Function f is graphed. The x-axis goes from negative 2 to 14. The graph is a U-shaped curve opening downward. The curve starts in quadrant 3, moves upward through (0, 0) to a relative maximum at (5, 5), moves downward through (10, 0), and ends in quadrant 4.
Let g, left parenthesis, x, right parenthesis, equals, integral, start subscript, 0, end subscript, start superscript, x, end superscript, f, left parenthesis, t, right parenthesis, d, t. Defined this way, g is an antiderivative of f. In differential calculus we would write this as g, prime, equals, f. Since f is the derivative of g, we can reason about properties of g in similar to what we did in differential calculus.
For example, f is positive on the interval open bracket, 0, comma, 10, close bracket, so g must be increasing on this interval.
The graph of function f has the region of the curve above the x-axis, between x-intercepts 0 and 10, labeled f is positive and g is increasing.
Furthermore, f changes its sign at x, equals, 10, so g must have an extremum there. Since f goes from positive to negative, that point must be a maximum point.
The graph of function f has the x-intercept at 10 labeled "g has a relative max". The 2 regions of the curve below the x-axis, to the left of x-intercept 0 and to the right of x-intercept 10, are labeled "f is negative, g is decreasing".
The above examples showed how we can reason about the intervals where g increases or decreases and about its relative extrema. We can also reason about the concavity of g. Since f is increasing on the interval open bracket, minus, 2, comma, 5, close bracket, we know g is concave up on that interval. And since f is decreasing on the interval open bracket, 5, comma, 13, close bracket, we know g is concave down on that interval. g changes concavity at x, equals, 5, so it has an inflection point there.
The graph of function f has the relative maximum labeled g has an inflection point. The region of the curve to the left of this maximum is labeled f is increasing, g is concave up. The region of the curve to the right of the maximum is labeled f is decreasing, g is concave down.
Problem 1
This is the graph of f.
Let g, left parenthesis, x, right parenthesis, equals, integral, start subscript, 0, end subscript, start superscript, x, end superscript, f, left parenthesis, t, right parenthesis, d, t.
What is an appropriate calculus-based justification for the fact that g is concave up on the interval left parenthesis, 5, comma, 10, right parenthesis?

Problem 2
This is the graph of f.
Let g, left parenthesis, x, right parenthesis, equals, integral, start subscript, 0, end subscript, start superscript, x, end superscript, f, left parenthesis, t, right parenthesis, d, t.
What is an appropriate calculus-based justification for the fact that g has a relative minimum at x, equals, 8?

Want more practice? Try this exercise.
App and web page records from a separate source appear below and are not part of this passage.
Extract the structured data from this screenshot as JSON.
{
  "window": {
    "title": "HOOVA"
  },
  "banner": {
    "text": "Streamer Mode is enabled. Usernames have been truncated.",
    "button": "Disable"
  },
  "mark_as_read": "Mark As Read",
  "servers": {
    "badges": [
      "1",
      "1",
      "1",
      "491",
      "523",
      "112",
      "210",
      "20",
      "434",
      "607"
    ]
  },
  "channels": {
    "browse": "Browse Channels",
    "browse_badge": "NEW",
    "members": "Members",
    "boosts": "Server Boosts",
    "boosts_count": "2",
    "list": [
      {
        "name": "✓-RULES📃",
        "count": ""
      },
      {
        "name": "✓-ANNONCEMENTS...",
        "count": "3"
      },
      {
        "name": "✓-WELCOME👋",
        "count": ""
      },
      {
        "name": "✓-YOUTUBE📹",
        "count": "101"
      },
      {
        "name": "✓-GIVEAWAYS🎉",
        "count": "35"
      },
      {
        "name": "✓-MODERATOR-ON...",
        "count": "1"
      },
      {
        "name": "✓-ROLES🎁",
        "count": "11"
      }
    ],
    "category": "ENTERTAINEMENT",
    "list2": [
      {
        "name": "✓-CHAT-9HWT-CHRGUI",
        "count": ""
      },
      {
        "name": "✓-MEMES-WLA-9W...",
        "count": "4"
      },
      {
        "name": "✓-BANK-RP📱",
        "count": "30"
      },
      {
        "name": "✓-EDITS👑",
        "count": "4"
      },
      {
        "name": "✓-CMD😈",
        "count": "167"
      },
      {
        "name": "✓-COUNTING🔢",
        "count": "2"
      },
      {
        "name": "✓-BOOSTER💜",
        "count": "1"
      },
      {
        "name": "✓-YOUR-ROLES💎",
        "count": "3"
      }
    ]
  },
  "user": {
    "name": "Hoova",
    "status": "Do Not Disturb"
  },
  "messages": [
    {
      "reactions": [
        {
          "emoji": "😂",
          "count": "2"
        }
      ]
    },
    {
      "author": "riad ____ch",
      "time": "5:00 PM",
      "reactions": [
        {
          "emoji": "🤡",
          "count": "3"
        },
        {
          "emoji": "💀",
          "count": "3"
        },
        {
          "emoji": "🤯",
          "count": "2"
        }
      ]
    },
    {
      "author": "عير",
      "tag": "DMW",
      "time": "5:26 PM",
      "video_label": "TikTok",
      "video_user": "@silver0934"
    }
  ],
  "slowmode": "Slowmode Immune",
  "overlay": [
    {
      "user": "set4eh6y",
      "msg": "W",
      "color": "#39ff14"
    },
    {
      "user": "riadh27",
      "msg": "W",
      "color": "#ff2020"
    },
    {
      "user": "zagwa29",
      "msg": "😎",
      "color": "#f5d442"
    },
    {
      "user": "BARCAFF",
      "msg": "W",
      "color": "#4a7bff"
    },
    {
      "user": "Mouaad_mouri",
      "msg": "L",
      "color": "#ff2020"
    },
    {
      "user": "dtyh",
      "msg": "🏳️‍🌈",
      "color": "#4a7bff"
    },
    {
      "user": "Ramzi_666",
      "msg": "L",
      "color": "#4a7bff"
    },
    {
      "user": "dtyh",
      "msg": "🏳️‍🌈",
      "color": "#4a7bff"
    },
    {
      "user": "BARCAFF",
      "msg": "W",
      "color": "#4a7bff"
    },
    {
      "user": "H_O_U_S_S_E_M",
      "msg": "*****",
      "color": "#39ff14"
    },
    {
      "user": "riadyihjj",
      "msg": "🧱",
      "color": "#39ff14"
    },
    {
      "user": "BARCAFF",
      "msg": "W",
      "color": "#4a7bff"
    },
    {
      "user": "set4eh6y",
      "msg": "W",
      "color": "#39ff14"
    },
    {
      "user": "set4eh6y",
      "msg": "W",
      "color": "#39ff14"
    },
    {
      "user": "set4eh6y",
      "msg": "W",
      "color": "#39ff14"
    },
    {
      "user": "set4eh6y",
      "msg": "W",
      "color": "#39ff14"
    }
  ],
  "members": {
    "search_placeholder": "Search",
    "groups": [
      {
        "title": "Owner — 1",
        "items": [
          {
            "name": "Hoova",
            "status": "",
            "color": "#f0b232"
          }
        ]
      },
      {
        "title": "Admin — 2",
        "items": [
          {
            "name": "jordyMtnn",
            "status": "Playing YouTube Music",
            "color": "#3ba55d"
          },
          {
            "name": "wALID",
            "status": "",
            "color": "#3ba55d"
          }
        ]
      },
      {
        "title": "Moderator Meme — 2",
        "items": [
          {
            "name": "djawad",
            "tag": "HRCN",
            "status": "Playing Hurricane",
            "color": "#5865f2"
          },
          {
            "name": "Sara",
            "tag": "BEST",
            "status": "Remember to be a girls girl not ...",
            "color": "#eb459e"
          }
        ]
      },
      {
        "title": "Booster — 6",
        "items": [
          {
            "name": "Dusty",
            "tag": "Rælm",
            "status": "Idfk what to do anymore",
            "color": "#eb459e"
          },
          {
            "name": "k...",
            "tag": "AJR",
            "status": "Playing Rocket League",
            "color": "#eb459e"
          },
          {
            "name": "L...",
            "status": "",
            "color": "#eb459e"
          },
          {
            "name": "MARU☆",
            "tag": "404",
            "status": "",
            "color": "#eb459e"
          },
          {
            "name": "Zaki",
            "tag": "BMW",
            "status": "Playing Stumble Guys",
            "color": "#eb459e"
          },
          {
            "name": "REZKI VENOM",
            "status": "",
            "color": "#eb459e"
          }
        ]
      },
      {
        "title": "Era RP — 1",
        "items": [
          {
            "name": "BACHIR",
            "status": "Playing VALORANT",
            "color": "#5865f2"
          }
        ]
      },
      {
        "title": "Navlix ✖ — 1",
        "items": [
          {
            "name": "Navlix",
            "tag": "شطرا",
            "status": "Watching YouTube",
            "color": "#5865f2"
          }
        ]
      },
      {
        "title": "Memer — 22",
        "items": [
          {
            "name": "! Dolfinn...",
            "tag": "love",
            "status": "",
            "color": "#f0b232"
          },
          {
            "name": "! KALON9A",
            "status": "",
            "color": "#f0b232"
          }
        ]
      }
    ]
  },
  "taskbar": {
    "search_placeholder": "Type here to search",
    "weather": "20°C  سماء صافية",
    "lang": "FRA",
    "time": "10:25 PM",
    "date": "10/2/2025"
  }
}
It's important not to confuse which properties of the function are related to which properties of its antiderivative. Many students get confused and make all kinds of wrong inferences, like saying that an antiderivative is positive because the function is increasing (in fact, it's the other way around).
This table summarizes all the relationships between the properties of a function and its antiderivative.
When the function f is...The antiderivative g, equals, integral, start subscript, a, end subscript, start superscript, x, end superscript, f, left parenthesis, t, right parenthesis, d, t is...
Positive plusIncreasing \nearrow
Negative minusDecreasing \searrow
Increasing \nearrowConcave up \cup
Decreasing \searrowConcave down \cap
Changes sign / crosses the x-axisExtremum point
Extremum pointInflection point
Challenge problem
This is the graph of f.
Let g, left parenthesis, x, right parenthesis, equals, integral, start subscript, 0, end subscript, start superscript, x, end superscript, f, left parenthesis, t, right parenthesis, d, t.
What is an appropriate calculus-based justification for the fact that g is positive on the interval open bracket, 7, comma, 12, close bracket?